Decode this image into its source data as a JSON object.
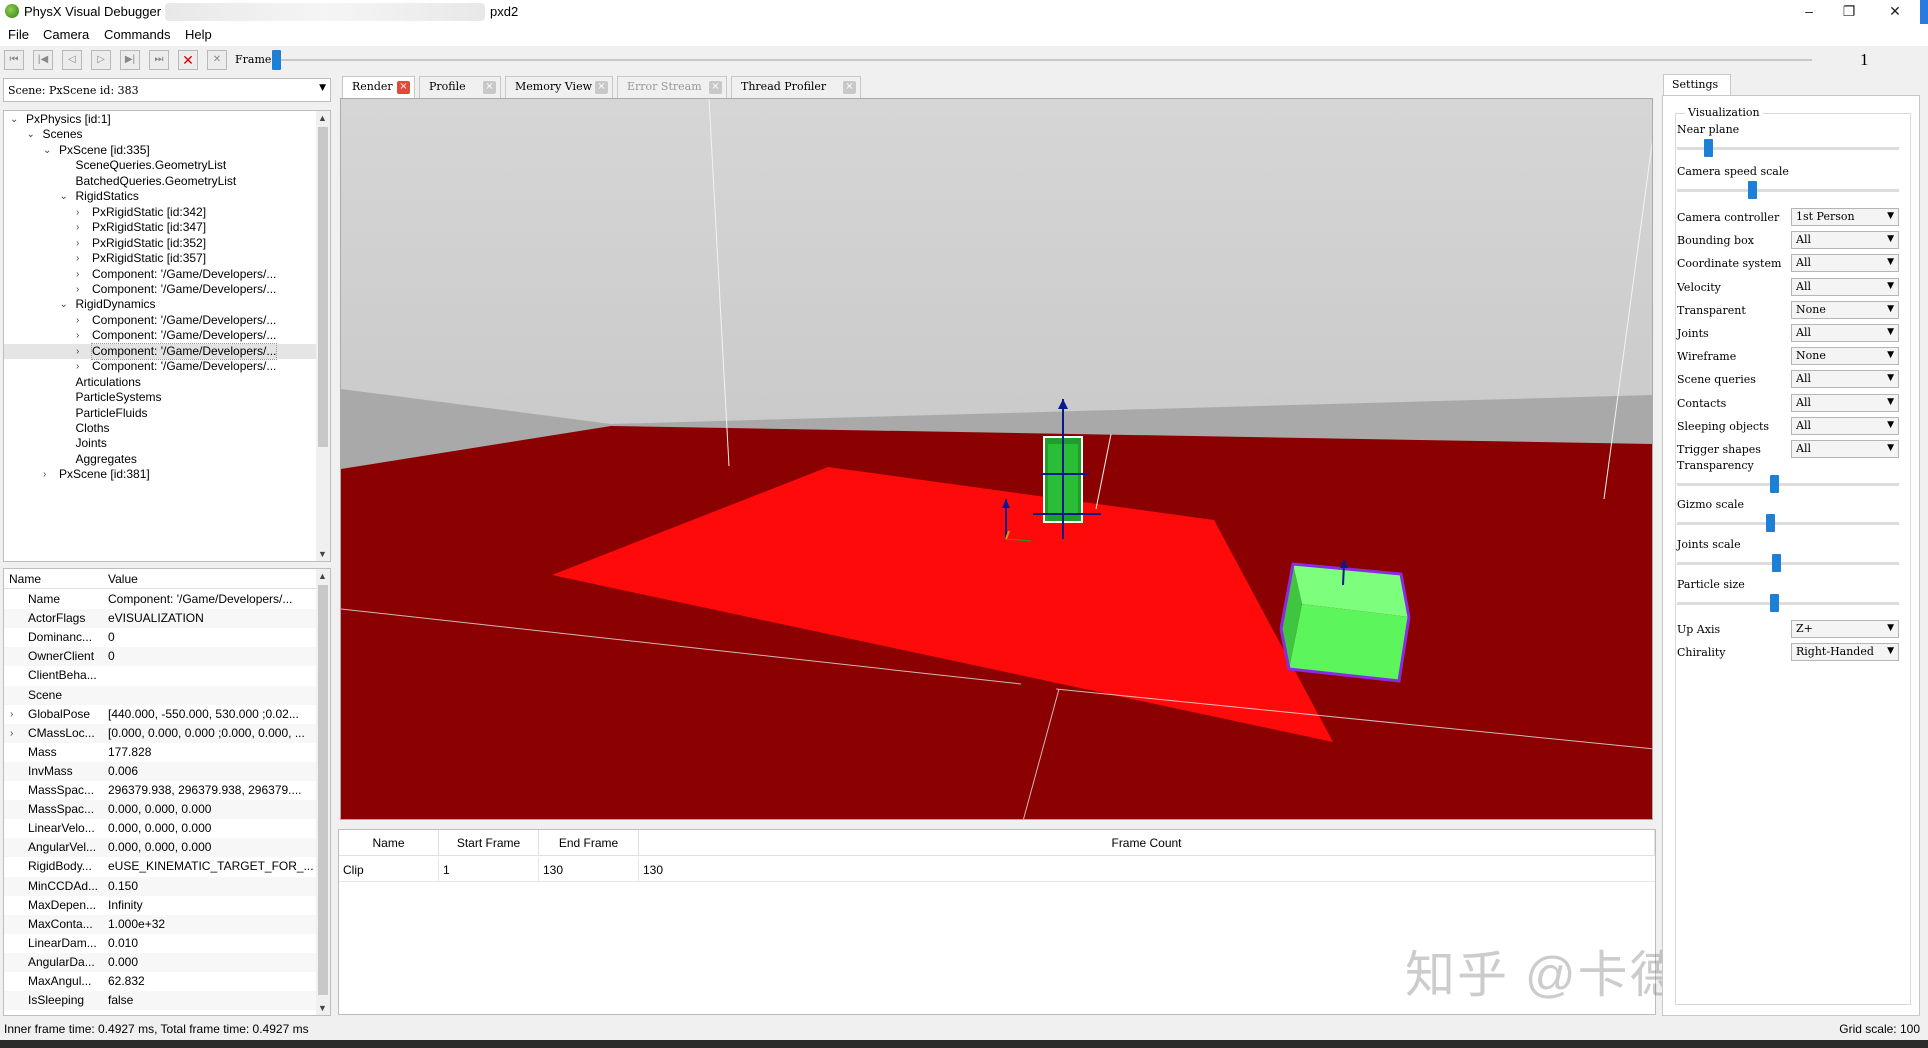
{
  "window": {
    "app_name": "PhysX Visual Debugger",
    "title_suffix": "pxd2",
    "minimize": "–",
    "maximize": "❐",
    "close": "✕"
  },
  "menu": [
    "File",
    "Camera",
    "Commands",
    "Help"
  ],
  "toolbar": {
    "frame_label": "Frame",
    "frame_number": "1",
    "frame_progress": 0.0
  },
  "scene_selector": {
    "label": "Scene: PxScene id: 383"
  },
  "tree": [
    {
      "label": "PxPhysics [id:1]",
      "depth": 0,
      "chev": "v"
    },
    {
      "label": "Scenes",
      "depth": 1,
      "chev": "v"
    },
    {
      "label": "PxScene [id:335]",
      "depth": 2,
      "chev": "v"
    },
    {
      "label": "SceneQueries.GeometryList",
      "depth": 3,
      "chev": ""
    },
    {
      "label": "BatchedQueries.GeometryList",
      "depth": 3,
      "chev": ""
    },
    {
      "label": "RigidStatics",
      "depth": 3,
      "chev": "v"
    },
    {
      "label": "PxRigidStatic [id:342]",
      "depth": 4,
      "chev": ">"
    },
    {
      "label": "PxRigidStatic [id:347]",
      "depth": 4,
      "chev": ">"
    },
    {
      "label": "PxRigidStatic [id:352]",
      "depth": 4,
      "chev": ">"
    },
    {
      "label": "PxRigidStatic [id:357]",
      "depth": 4,
      "chev": ">"
    },
    {
      "label": "Component: '/Game/Developers/...",
      "depth": 4,
      "chev": ">"
    },
    {
      "label": "Component: '/Game/Developers/...",
      "depth": 4,
      "chev": ">"
    },
    {
      "label": "RigidDynamics",
      "depth": 3,
      "chev": "v"
    },
    {
      "label": "Component: '/Game/Developers/...",
      "depth": 4,
      "chev": ">"
    },
    {
      "label": "Component: '/Game/Developers/...",
      "depth": 4,
      "chev": ">"
    },
    {
      "label": "Component: '/Game/Developers/...",
      "depth": 4,
      "chev": ">",
      "selected": true
    },
    {
      "label": "Component: '/Game/Developers/...",
      "depth": 4,
      "chev": ">"
    },
    {
      "label": "Articulations",
      "depth": 3,
      "chev": ""
    },
    {
      "label": "ParticleSystems",
      "depth": 3,
      "chev": ""
    },
    {
      "label": "ParticleFluids",
      "depth": 3,
      "chev": ""
    },
    {
      "label": "Cloths",
      "depth": 3,
      "chev": ""
    },
    {
      "label": "Joints",
      "depth": 3,
      "chev": ""
    },
    {
      "label": "Aggregates",
      "depth": 3,
      "chev": ""
    },
    {
      "label": "PxScene [id:381]",
      "depth": 2,
      "chev": ">"
    }
  ],
  "properties": {
    "header_name": "Name",
    "header_value": "Value",
    "rows": [
      {
        "name": "Name",
        "value": "Component: '/Game/Developers/...",
        "exp": false
      },
      {
        "name": "ActorFlags",
        "value": "eVISUALIZATION",
        "exp": false
      },
      {
        "name": "Dominanc...",
        "value": "0",
        "exp": false
      },
      {
        "name": "OwnerClient",
        "value": "0",
        "exp": false
      },
      {
        "name": "ClientBeha...",
        "value": "",
        "exp": false
      },
      {
        "name": "Scene",
        "value": "",
        "exp": false
      },
      {
        "name": "GlobalPose",
        "value": "[440.000, -550.000, 530.000 ;0.02...",
        "exp": true
      },
      {
        "name": "CMassLoc...",
        "value": "[0.000, 0.000, 0.000 ;0.000, 0.000, ...",
        "exp": true
      },
      {
        "name": "Mass",
        "value": "177.828",
        "exp": false
      },
      {
        "name": "InvMass",
        "value": "0.006",
        "exp": false
      },
      {
        "name": "MassSpac...",
        "value": "296379.938, 296379.938, 296379....",
        "exp": false
      },
      {
        "name": "MassSpac...",
        "value": "0.000, 0.000, 0.000",
        "exp": false
      },
      {
        "name": "LinearVelo...",
        "value": "0.000, 0.000, 0.000",
        "exp": false
      },
      {
        "name": "AngularVel...",
        "value": "0.000, 0.000, 0.000",
        "exp": false
      },
      {
        "name": "RigidBody...",
        "value": "eUSE_KINEMATIC_TARGET_FOR_...",
        "exp": false
      },
      {
        "name": "MinCCDAd...",
        "value": "0.150",
        "exp": false
      },
      {
        "name": "MaxDepen...",
        "value": "Infinity",
        "exp": false
      },
      {
        "name": "MaxConta...",
        "value": "1.000e+32",
        "exp": false
      },
      {
        "name": "LinearDam...",
        "value": "0.010",
        "exp": false
      },
      {
        "name": "AngularDa...",
        "value": "0.000",
        "exp": false
      },
      {
        "name": "MaxAngul...",
        "value": "62.832",
        "exp": false
      },
      {
        "name": "IsSleeping",
        "value": "false",
        "exp": false
      }
    ]
  },
  "tabs": [
    {
      "label": "Render",
      "active": true,
      "disabled": false
    },
    {
      "label": "Profile",
      "active": false,
      "disabled": false
    },
    {
      "label": "Memory View",
      "active": false,
      "disabled": false
    },
    {
      "label": "Error Stream",
      "active": false,
      "disabled": true
    },
    {
      "label": "Thread Profiler",
      "active": false,
      "disabled": false
    }
  ],
  "clips": {
    "headers": [
      "Name",
      "Start Frame",
      "End Frame",
      "Frame Count"
    ],
    "rows": [
      [
        "Clip",
        "1",
        "130",
        "130"
      ]
    ]
  },
  "watermark": "知乎 @卡德卡斯基",
  "settings": {
    "tab_label": "Settings",
    "group_title": "Visualization",
    "sliders": [
      {
        "label": "Near plane",
        "level": 0.12
      },
      {
        "label": "Camera speed scale",
        "level": 0.32
      }
    ],
    "combos_a": [
      {
        "label": "Camera controller",
        "value": "1st Person"
      },
      {
        "label": "Bounding box",
        "value": "All"
      },
      {
        "label": "Coordinate system",
        "value": "All"
      },
      {
        "label": "Velocity",
        "value": "All"
      },
      {
        "label": "Transparent",
        "value": "None"
      },
      {
        "label": "Joints",
        "value": "All"
      },
      {
        "label": "Wireframe",
        "value": "None"
      },
      {
        "label": "Scene queries",
        "value": "All"
      },
      {
        "label": "Contacts",
        "value": "All"
      },
      {
        "label": "Sleeping objects",
        "value": "All"
      },
      {
        "label": "Trigger shapes",
        "value": "All"
      }
    ],
    "sliders_b": [
      {
        "label": "Transparency",
        "level": 0.42
      },
      {
        "label": "Gizmo scale",
        "level": 0.4
      },
      {
        "label": "Joints scale",
        "level": 0.43
      },
      {
        "label": "Particle size",
        "level": 0.42
      }
    ],
    "combos_b": [
      {
        "label": "Up Axis",
        "value": "Z+"
      },
      {
        "label": "Chirality",
        "value": "Right-Handed"
      }
    ]
  },
  "status": {
    "left": "Inner frame time: 0.4927 ms, Total frame time: 0.4927 ms",
    "right": "Grid scale: 100"
  },
  "colors": {
    "accent": "#1e7fd6",
    "floor": "#8b0000",
    "plane": "#ff0a0a",
    "wall": "#c0c0c0",
    "cube": "#5cf55c"
  }
}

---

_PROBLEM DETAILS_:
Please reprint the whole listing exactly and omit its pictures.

_ANSWER TO THE PROBLEM_:
Decode this image into its source data as a JSON object.
{
  "window": {
    "app_name": "PhysX Visual Debugger",
    "title_suffix": "pxd2",
    "minimize": "–",
    "maximize": "❐",
    "close": "✕"
  },
  "menu": [
    "File",
    "Camera",
    "Commands",
    "Help"
  ],
  "toolbar": {
    "frame_label": "Frame",
    "frame_number": "1",
    "frame_progress": 0.0
  },
  "scene_selector": {
    "label": "Scene: PxScene id: 383"
  },
  "tree": [
    {
      "label": "PxPhysics [id:1]",
      "depth": 0,
      "chev": "v"
    },
    {
      "label": "Scenes",
      "depth": 1,
      "chev": "v"
    },
    {
      "label": "PxScene [id:335]",
      "depth": 2,
      "chev": "v"
    },
    {
      "label": "SceneQueries.GeometryList",
      "depth": 3,
      "chev": ""
    },
    {
      "label": "BatchedQueries.GeometryList",
      "depth": 3,
      "chev": ""
    },
    {
      "label": "RigidStatics",
      "depth": 3,
      "chev": "v"
    },
    {
      "label": "PxRigidStatic [id:342]",
      "depth": 4,
      "chev": ">"
    },
    {
      "label": "PxRigidStatic [id:347]",
      "depth": 4,
      "chev": ">"
    },
    {
      "label": "PxRigidStatic [id:352]",
      "depth": 4,
      "chev": ">"
    },
    {
      "label": "PxRigidStatic [id:357]",
      "depth": 4,
      "chev": ">"
    },
    {
      "label": "Component: '/Game/Developers/...",
      "depth": 4,
      "chev": ">"
    },
    {
      "label": "Component: '/Game/Developers/...",
      "depth": 4,
      "chev": ">"
    },
    {
      "label": "RigidDynamics",
      "depth": 3,
      "chev": "v"
    },
    {
      "label": "Component: '/Game/Developers/...",
      "depth": 4,
      "chev": ">"
    },
    {
      "label": "Component: '/Game/Developers/...",
      "depth": 4,
      "chev": ">"
    },
    {
      "label": "Component: '/Game/Developers/...",
      "depth": 4,
      "chev": ">",
      "selected": true
    },
    {
      "label": "Component: '/Game/Developers/...",
      "depth": 4,
      "chev": ">"
    },
    {
      "label": "Articulations",
      "depth": 3,
      "chev": ""
    },
    {
      "label": "ParticleSystems",
      "depth": 3,
      "chev": ""
    },
    {
      "label": "ParticleFluids",
      "depth": 3,
      "chev": ""
    },
    {
      "label": "Cloths",
      "depth": 3,
      "chev": ""
    },
    {
      "label": "Joints",
      "depth": 3,
      "chev": ""
    },
    {
      "label": "Aggregates",
      "depth": 3,
      "chev": ""
    },
    {
      "label": "PxScene [id:381]",
      "depth": 2,
      "chev": ">"
    }
  ],
  "properties": {
    "header_name": "Name",
    "header_value": "Value",
    "rows": [
      {
        "name": "Name",
        "value": "Component: '/Game/Developers/...",
        "exp": false
      },
      {
        "name": "ActorFlags",
        "value": "eVISUALIZATION",
        "exp": false
      },
      {
        "name": "Dominanc...",
        "value": "0",
        "exp": false
      },
      {
        "name": "OwnerClient",
        "value": "0",
        "exp": false
      },
      {
        "name": "ClientBeha...",
        "value": "",
        "exp": false
      },
      {
        "name": "Scene",
        "value": "",
        "exp": false
      },
      {
        "name": "GlobalPose",
        "value": "[440.000, -550.000, 530.000 ;0.02...",
        "exp": true
      },
      {
        "name": "CMassLoc...",
        "value": "[0.000, 0.000, 0.000 ;0.000, 0.000, ...",
        "exp": true
      },
      {
        "name": "Mass",
        "value": "177.828",
        "exp": false
      },
      {
        "name": "InvMass",
        "value": "0.006",
        "exp": false
      },
      {
        "name": "MassSpac...",
        "value": "296379.938, 296379.938, 296379....",
        "exp": false
      },
      {
        "name": "MassSpac...",
        "value": "0.000, 0.000, 0.000",
        "exp": false
      },
      {
        "name": "LinearVelo...",
        "value": "0.000, 0.000, 0.000",
        "exp": false
      },
      {
        "name": "AngularVel...",
        "value": "0.000, 0.000, 0.000",
        "exp": false
      },
      {
        "name": "RigidBody...",
        "value": "eUSE_KINEMATIC_TARGET_FOR_...",
        "exp": false
      },
      {
        "name": "MinCCDAd...",
        "value": "0.150",
        "exp": false
      },
      {
        "name": "MaxDepen...",
        "value": "Infinity",
        "exp": false
      },
      {
        "name": "MaxConta...",
        "value": "1.000e+32",
        "exp": false
      },
      {
        "name": "LinearDam...",
        "value": "0.010",
        "exp": false
      },
      {
        "name": "AngularDa...",
        "value": "0.000",
        "exp": false
      },
      {
        "name": "MaxAngul...",
        "value": "62.832",
        "exp": false
      },
      {
        "name": "IsSleeping",
        "value": "false",
        "exp": false
      }
    ]
  },
  "tabs": [
    {
      "label": "Render",
      "active": true,
      "disabled": false
    },
    {
      "label": "Profile",
      "active": false,
      "disabled": false
    },
    {
      "label": "Memory View",
      "active": false,
      "disabled": false
    },
    {
      "label": "Error Stream",
      "active": false,
      "disabled": true
    },
    {
      "label": "Thread Profiler",
      "active": false,
      "disabled": false
    }
  ],
  "clips": {
    "headers": [
      "Name",
      "Start Frame",
      "End Frame",
      "Frame Count"
    ],
    "rows": [
      [
        "Clip",
        "1",
        "130",
        "130"
      ]
    ]
  },
  "watermark": "知乎 @卡德卡斯基",
  "settings": {
    "tab_label": "Settings",
    "group_title": "Visualization",
    "sliders": [
      {
        "label": "Near plane",
        "level": 0.12
      },
      {
        "label": "Camera speed scale",
        "level": 0.32
      }
    ],
    "combos_a": [
      {
        "label": "Camera controller",
        "value": "1st Person"
      },
      {
        "label": "Bounding box",
        "value": "All"
      },
      {
        "label": "Coordinate system",
        "value": "All"
      },
      {
        "label": "Velocity",
        "value": "All"
      },
      {
        "label": "Transparent",
        "value": "None"
      },
      {
        "label": "Joints",
        "value": "All"
      },
      {
        "label": "Wireframe",
        "value": "None"
      },
      {
        "label": "Scene queries",
        "value": "All"
      },
      {
        "label": "Contacts",
        "value": "All"
      },
      {
        "label": "Sleeping objects",
        "value": "All"
      },
      {
        "label": "Trigger shapes",
        "value": "All"
      }
    ],
    "sliders_b": [
      {
        "label": "Transparency",
        "level": 0.42
      },
      {
        "label": "Gizmo scale",
        "level": 0.4
      },
      {
        "label": "Joints scale",
        "level": 0.43
      },
      {
        "label": "Particle size",
        "level": 0.42
      }
    ],
    "combos_b": [
      {
        "label": "Up Axis",
        "value": "Z+"
      },
      {
        "label": "Chirality",
        "value": "Right-Handed"
      }
    ]
  },
  "status": {
    "left": "Inner frame time: 0.4927 ms, Total frame time: 0.4927 ms",
    "right": "Grid scale: 100"
  },
  "colors": {
    "accent": "#1e7fd6",
    "floor": "#8b0000",
    "plane": "#ff0a0a",
    "wall": "#c0c0c0",
    "cube": "#5cf55c"
  }
}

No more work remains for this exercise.